Looking Ahead to the July Trade Deadline in February For No Reason at All
There’s absolutely no reason to look ahead to the July trade deadline in February, but let’s do it anyway.
Who could get moved?
To answer this question I took a look at the 2014 Free Agent list over at mlbtraderumors.com. I was looking for above average players that are currently on teams who could be out of the race by July. Four outfielders, two first basemen and two starters stuck out.
Jacoby Ellsbury, Nelson Cruz, Carlos Gomez, and Chris Young all actually play on fairly good teams. In fact, all of their teams should finish above .500. None of these guys quite fit the bill of being on a bad team looking to move any expiring assets for youth. But Cruz and Young play for teams with smart management who will be able (and willing) to read the writing on the wall. If they’re a little too far behind the wild card leaders, the Rangers and A’s might be smart enough to get what they can. The Red Sox and Brewers might not be that smart, but they’re also not as good as the Rangers and the A’s and are more likely to be further out of the hunt in July. Plus, trade rumors have surrounded Ellsbury for some time now, and Gomez may have some sell high potential.
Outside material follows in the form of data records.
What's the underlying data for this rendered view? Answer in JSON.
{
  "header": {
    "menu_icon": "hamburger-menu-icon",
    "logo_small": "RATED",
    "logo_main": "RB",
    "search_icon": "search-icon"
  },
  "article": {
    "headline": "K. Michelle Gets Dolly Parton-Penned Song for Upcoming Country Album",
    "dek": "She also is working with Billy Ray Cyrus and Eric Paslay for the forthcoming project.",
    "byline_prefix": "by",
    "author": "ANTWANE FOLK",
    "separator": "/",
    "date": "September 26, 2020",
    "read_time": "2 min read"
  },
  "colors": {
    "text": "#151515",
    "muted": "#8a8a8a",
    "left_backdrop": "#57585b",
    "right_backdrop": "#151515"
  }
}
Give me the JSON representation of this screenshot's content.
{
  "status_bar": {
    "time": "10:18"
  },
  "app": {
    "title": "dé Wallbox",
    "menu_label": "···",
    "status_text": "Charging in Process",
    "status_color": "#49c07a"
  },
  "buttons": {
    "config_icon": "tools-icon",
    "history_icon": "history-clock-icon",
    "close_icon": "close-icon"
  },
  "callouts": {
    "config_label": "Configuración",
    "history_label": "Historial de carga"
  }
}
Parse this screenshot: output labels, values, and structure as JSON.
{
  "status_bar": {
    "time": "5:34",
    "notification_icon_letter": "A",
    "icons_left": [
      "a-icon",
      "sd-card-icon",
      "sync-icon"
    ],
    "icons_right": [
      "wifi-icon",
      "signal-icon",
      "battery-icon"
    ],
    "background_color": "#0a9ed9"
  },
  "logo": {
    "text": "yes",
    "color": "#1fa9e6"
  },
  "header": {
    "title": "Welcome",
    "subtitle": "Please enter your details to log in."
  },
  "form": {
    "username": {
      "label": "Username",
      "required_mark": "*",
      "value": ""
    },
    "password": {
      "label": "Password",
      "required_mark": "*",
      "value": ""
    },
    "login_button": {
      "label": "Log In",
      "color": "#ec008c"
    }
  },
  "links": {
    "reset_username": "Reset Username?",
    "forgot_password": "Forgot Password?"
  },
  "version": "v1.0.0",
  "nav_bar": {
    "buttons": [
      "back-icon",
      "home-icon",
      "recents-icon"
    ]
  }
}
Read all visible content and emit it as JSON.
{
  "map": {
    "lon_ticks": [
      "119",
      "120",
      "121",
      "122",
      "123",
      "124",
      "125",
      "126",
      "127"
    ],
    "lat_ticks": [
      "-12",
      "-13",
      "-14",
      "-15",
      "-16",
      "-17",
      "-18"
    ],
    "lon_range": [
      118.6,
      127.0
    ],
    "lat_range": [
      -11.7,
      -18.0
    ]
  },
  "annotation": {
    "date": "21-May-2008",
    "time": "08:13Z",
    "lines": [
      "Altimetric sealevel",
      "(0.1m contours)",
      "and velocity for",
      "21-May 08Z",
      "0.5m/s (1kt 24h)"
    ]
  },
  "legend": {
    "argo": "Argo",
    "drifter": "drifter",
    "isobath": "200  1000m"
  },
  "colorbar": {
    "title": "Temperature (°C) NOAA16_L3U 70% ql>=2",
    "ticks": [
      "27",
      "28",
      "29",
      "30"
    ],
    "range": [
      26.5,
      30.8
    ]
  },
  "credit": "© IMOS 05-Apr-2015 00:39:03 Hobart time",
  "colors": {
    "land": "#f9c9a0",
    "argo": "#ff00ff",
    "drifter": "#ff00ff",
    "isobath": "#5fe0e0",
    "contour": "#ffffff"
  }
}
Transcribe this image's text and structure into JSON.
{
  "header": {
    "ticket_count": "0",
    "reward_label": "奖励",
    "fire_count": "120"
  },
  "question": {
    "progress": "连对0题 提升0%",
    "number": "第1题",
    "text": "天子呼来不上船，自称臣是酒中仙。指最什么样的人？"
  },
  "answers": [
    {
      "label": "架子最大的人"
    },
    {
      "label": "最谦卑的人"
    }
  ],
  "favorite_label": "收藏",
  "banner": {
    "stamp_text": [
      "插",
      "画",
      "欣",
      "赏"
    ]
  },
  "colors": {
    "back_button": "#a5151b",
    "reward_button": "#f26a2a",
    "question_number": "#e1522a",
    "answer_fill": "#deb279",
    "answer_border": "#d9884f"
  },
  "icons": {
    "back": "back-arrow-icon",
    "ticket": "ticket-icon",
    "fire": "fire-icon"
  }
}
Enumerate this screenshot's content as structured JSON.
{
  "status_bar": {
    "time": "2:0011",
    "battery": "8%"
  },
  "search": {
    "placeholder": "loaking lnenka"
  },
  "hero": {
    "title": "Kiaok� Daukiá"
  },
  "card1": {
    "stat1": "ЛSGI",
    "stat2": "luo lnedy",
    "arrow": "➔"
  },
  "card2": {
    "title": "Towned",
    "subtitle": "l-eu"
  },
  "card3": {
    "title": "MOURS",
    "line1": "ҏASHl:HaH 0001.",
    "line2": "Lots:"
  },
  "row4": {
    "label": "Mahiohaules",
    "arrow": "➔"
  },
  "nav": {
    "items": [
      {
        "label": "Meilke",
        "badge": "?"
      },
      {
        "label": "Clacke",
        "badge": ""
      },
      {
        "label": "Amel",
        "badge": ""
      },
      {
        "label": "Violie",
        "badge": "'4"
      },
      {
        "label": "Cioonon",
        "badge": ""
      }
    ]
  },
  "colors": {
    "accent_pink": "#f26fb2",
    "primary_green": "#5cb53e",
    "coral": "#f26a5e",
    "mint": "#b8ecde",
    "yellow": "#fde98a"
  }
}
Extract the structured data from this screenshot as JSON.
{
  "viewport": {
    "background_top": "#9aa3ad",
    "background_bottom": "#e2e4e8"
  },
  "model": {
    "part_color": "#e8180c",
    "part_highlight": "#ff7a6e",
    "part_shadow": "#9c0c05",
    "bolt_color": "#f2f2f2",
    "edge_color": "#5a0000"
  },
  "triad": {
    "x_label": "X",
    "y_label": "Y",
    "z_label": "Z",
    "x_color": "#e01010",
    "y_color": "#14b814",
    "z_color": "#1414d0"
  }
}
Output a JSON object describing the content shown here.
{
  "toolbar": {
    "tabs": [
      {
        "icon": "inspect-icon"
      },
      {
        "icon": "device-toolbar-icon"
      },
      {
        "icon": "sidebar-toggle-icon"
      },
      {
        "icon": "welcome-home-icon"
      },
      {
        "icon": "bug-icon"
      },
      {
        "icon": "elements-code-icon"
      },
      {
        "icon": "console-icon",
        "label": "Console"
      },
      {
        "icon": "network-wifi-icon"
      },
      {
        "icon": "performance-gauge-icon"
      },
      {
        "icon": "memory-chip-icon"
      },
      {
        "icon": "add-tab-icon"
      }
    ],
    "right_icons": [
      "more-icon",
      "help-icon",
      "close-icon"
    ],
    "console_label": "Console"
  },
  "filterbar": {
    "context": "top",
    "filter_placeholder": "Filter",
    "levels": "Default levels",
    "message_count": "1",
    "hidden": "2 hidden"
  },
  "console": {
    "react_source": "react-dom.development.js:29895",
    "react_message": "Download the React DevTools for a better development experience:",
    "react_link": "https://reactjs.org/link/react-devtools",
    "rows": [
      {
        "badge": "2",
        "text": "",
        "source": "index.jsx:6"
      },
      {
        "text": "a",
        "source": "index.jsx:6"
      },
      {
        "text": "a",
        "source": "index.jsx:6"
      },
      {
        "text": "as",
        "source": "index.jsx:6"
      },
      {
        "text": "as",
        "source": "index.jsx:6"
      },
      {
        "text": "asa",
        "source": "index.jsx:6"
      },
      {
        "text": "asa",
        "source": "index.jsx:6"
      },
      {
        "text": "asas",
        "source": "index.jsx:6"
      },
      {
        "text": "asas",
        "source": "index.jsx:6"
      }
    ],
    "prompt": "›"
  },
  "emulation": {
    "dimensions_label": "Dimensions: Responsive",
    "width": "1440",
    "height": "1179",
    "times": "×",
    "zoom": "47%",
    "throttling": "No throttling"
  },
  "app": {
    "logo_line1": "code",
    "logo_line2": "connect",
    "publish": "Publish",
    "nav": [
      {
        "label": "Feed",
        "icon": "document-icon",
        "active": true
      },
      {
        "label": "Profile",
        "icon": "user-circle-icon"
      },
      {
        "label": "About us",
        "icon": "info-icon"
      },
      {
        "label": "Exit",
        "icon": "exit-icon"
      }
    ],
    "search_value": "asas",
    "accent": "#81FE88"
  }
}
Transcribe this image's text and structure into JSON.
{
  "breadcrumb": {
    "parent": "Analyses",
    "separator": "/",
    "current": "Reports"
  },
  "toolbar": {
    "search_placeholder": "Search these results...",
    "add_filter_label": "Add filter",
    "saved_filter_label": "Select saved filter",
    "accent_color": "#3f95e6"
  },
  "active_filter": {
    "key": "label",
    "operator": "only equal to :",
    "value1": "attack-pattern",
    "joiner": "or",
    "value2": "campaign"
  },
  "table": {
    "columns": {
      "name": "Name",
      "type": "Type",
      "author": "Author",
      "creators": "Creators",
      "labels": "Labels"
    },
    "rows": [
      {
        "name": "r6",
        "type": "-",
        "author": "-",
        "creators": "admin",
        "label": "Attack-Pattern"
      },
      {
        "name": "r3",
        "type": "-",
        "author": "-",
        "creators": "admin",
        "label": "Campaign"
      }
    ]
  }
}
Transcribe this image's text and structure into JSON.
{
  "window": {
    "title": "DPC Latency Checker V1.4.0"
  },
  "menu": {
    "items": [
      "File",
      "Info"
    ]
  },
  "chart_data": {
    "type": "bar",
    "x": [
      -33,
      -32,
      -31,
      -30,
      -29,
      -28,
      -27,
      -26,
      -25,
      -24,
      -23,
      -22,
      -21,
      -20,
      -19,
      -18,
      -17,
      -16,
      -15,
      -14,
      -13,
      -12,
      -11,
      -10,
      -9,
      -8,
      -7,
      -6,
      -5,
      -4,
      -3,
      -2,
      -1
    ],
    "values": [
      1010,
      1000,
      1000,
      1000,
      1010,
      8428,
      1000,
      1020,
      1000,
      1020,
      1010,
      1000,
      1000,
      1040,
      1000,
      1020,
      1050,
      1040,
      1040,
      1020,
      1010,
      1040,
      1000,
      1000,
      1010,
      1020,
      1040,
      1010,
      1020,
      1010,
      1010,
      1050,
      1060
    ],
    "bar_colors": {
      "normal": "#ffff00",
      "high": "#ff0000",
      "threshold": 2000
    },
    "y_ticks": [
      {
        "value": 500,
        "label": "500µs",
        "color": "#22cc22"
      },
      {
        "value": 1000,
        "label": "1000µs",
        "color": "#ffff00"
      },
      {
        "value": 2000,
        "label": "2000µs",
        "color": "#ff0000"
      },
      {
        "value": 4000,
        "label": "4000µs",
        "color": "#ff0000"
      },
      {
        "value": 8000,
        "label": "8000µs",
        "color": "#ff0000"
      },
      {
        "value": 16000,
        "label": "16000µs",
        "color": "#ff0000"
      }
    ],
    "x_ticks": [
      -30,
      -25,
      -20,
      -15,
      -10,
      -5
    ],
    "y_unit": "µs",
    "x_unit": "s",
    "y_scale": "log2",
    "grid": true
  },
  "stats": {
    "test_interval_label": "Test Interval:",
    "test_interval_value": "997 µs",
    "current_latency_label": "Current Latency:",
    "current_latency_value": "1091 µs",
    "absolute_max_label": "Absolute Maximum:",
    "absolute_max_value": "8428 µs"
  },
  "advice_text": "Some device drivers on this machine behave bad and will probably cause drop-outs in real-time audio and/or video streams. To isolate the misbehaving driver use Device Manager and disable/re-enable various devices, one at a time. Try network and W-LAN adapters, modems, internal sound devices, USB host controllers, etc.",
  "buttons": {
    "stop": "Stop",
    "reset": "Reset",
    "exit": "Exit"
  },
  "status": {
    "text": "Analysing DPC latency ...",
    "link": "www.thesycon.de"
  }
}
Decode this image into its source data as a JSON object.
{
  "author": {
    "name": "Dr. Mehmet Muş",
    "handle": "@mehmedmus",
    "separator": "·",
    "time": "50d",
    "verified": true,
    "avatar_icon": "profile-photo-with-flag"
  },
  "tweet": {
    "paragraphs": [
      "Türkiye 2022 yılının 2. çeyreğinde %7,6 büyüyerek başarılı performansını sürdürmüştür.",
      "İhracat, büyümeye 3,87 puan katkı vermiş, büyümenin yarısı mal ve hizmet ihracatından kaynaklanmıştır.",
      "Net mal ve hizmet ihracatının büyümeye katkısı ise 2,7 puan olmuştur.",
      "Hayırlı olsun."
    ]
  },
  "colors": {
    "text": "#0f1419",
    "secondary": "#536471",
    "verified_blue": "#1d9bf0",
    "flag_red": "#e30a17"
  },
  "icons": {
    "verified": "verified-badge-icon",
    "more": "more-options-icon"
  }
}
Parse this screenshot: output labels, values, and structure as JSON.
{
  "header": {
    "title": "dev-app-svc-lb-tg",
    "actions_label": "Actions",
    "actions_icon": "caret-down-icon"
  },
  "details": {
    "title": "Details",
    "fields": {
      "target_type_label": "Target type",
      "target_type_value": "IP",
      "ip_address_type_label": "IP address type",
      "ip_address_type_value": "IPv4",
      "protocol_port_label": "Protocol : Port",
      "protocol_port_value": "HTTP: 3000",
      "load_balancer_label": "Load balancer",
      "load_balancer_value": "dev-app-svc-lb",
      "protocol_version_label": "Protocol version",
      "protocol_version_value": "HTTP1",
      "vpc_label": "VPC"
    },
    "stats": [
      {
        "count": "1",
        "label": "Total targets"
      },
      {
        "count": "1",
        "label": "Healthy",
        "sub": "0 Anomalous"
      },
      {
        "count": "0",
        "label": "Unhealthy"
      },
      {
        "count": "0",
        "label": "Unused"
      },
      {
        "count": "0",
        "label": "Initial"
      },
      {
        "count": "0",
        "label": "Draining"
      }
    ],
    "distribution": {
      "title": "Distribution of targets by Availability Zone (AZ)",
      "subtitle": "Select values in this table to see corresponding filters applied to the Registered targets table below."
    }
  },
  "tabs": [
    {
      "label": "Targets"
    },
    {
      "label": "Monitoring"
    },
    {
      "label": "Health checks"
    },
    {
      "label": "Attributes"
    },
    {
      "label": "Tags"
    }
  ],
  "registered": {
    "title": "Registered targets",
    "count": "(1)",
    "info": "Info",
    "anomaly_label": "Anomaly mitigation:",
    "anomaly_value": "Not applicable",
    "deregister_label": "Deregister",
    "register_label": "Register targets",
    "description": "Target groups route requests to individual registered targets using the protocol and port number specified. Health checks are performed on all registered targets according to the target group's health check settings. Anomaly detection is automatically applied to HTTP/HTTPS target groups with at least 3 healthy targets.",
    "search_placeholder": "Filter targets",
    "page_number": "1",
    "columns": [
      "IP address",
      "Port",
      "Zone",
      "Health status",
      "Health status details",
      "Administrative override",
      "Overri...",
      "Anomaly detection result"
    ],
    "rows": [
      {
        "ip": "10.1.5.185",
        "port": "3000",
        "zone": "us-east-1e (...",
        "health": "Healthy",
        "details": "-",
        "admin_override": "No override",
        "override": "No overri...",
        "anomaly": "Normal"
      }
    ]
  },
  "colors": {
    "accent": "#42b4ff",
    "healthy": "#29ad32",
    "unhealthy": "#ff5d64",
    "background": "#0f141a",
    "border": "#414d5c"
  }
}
The First Basemen
Justin Morneau plays on a bad team. Paul Konerko’s team was in it until the final week of the season last year, but it would be a surprise if they don’t regress somewhat. As a result, both of these veteran sluggers fit the profile. Bad team, almost no time left on the contract.
Considering his average draft position, not too many people are buying into Jason Hammel’s 2012 season (3.43 ERA, 1.24 WHIP). But I don’t think it was a fluke. He was 5th in the league in ISO allowed and 37th in K%-BB%. Numbers like that make me think what he did was for real and fairly repeatable. But what I do think was a fluke was the Orioles winning 93 games and having the 7th highest winning percentage in the league. They won an unsustainably high percentage of one-run games and had only the 15th best run differential. New York, Toronto, and Tampa Bay all appear to be significantly better in my opinion. If Hammel can do close to what he did last year, he could have value to someone. And it would make sense for Baltimore to get some youth in return for that value if their luck doesn’t carry over into this season.
The more interesting name is Roy Halladay. Philly was just a .500 team last year. Part of that was because of Halladay’s injury as well as games missed from Chase Utley and Ryan Howard. But even if healthy, Howard and Utley aren’t what they once were. And Washington and Atlanta figure to be better than Philly no matter how healthy the Phillies can be.
The tricky thing with Halladay is his contract situation. He has a vesting option for 2014 that gives him a $20MM salary if he pitches 225 innings this year. If he’s not on pace for 225 and the Phillies are out of it, maybe they trade him to get something before he’s a free agent. And if he is on track for 225, maybe they trade him anyway to avoid being the hook for another $20MM.
Chase Utley is also a free agent after the season. This is obviously a very speculative article, but if Utley was healthy, maybe some team would be willing to take on quite a bit of cash in the back half of the season to get both and really make a push.
What teams might make a move and go for it?
The Yankees, Blue Jays, Tigers, Rangers, Angels, Nationals, Reds, Cardinals, Giants and Dodgers strike me as the teams that have both the potential to be in it around the trade deadline and the resources and balls to pull off a deal.
So who needs what?
Of those ten teams, I could see all but the Blue Jays, Angels, and Reds being interested in outfielders. Three of the four outfielders mentioned above were center fielders and the Yankees, Tigers and Dodgers are set in center, so they could be players for Cruz. The other four, the Rangers, Nationals, Cardinals, and Giants could be interested in the center fielders.
Quite obviously, being traded to the Rangers would have the most positive impact for any of the hitters, and going to San Francisco would have the biggest negative impact. Washington and St. Louis both have solid lineups and ballparks that are somewhat neutral, so a trade to one of those teams might not have a huge impact one way or the other.
As for first basemen, the Rangers and Giants seem to have the biggest need at that position. The Yankees could also be in the mix for a DH. Again, Texas and New York would be better for the hitters, and San Francisco would suck.
And pitching, well, everyone needs pitching. If Halladay isn’t on pace for 225 innings but is healthy around the deadline, you’d imagine every team with any resources would be interested. As a fantasy owner, just hope an NL team steps up. Washington, San Francisco and the Dodgers seem like the most likely NL teams to be able to take on his remaining salary.
If Halladay is on pace for 225 and in line for that $20MM in 2014, that will cut down the number of interested parties significantly. The Yankees and Dodgers have the money, and the Angels also strike me as desperate enough to win that they might go for it.
Ultimately, there’s not a ton of fantasy knowledge to be gained by this exercise. Even after trades actually happen we probably imply more of a change in fantasy value than there actually is because the quality of the player has more to do with his value than these other factors we throw into the equation. But just in case you were wondering, those are some guys that might get moved midseason.
You can find Brett on Twitter @TheRealTAL.